To start building an online image that gleams, human resource pros like ISHR Group's Monique Honaman advise all job seekers
to clear away the trash before sending out the first resume. Clearly there are several obvious gaffes to scrub from the Web
before you go job hunting, Honaman says, including "inappropriate photos, excessive alcohol or partying, poor language, and
disparaging comments about current or prior employers, managers, or peers. These all indicate a lack of judgment that many
potential employers may want to avoid." Here are a few more tips to consider:
Avoid using any risqué email addresses, such as email@example.com or firstname.lastname@example.org.
Watch the privacy settings on your social networking sites. Information you think is safely stored behind online digital walls could become public at
any time, as exhibited when Facebook decided a few months back to make more of users' private information public—without first
consulting the members.
Worried people will think you have something to hide if you beef up privacy? Worry no more. "If an individual has strong privacy
settings on their personal profiles, I usually think this is a wise and discreet person," says Broad Ripple Animal Clinic's
Monitor what other people are saying about you online. When necessary, delete unwanted comments that others have made about you on social networking or other
sites and remove your name from photos of yourself that family, friends, and colleagues have posted online.
Portray yourself as involved, committed, and accomplished. For veterinary team members, this means getting positive recommendations on professional sites
like LinkedIn, posting links to articles or blogs that contain positive feedback about you, or getting quoted or mentioned
in a company press release, online news media article, or both.
"If a candidate has a positive online reputation, I view it as a good sign that this person values privacy and has a good
understanding of what is appropriate and inappropriate to share online," Tassava says. "A positive reputation also shows that
the person has a good understanding of the Internet, especially the social media arena, and has worked to create a positive

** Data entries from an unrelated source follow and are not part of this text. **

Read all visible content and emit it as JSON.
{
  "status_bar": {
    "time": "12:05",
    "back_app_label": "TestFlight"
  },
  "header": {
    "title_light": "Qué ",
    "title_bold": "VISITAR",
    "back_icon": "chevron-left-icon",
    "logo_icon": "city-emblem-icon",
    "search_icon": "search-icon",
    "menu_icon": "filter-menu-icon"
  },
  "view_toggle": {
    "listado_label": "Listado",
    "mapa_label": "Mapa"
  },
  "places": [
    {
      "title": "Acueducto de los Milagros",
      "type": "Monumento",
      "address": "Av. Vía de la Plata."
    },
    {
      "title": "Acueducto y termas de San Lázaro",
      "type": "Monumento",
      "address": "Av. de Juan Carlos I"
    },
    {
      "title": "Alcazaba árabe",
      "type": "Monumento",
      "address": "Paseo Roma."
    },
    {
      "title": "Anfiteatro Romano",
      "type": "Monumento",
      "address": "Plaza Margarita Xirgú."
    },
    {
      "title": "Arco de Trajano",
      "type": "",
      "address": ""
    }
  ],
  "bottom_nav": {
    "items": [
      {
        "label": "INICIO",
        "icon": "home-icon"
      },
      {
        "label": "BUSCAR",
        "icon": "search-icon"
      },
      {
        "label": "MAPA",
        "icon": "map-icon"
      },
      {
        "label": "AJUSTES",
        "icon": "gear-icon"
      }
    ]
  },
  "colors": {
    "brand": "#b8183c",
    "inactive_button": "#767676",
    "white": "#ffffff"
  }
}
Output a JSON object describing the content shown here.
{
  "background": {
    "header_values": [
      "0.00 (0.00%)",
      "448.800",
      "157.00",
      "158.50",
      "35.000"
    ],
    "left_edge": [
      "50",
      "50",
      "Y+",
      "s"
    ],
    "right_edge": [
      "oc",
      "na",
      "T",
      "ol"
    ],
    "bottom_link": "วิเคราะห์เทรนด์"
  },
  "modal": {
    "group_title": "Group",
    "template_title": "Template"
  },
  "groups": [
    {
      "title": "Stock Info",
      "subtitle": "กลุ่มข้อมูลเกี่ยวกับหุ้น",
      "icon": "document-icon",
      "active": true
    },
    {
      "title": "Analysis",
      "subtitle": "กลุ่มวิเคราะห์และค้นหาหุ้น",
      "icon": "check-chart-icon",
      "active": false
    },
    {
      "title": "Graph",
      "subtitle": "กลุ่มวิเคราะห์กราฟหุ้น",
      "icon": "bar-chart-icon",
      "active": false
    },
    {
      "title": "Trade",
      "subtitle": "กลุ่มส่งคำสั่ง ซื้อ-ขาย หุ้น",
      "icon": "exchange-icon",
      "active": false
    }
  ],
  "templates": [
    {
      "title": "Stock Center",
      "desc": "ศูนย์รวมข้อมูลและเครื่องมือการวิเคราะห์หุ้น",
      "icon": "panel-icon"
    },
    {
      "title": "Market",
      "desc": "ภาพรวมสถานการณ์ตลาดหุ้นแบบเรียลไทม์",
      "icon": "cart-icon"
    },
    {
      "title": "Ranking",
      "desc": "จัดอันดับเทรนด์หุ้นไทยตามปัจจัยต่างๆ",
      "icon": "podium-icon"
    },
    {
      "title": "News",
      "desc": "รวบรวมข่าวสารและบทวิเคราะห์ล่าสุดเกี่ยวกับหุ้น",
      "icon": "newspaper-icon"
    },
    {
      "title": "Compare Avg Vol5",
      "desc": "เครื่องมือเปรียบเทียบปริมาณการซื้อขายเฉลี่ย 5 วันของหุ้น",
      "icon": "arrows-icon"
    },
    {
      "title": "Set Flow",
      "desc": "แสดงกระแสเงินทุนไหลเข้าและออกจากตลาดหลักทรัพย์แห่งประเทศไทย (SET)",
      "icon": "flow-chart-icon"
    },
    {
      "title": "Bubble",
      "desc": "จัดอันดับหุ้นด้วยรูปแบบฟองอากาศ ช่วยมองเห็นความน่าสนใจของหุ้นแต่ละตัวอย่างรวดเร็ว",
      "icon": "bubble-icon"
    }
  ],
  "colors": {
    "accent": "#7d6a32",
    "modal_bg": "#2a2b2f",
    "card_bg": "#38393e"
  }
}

image. For a positive reputation is not accidental."
Joe Dysart is an Internet speaker and business consultant based in Manhattan, N.Y. To comment on this article, visit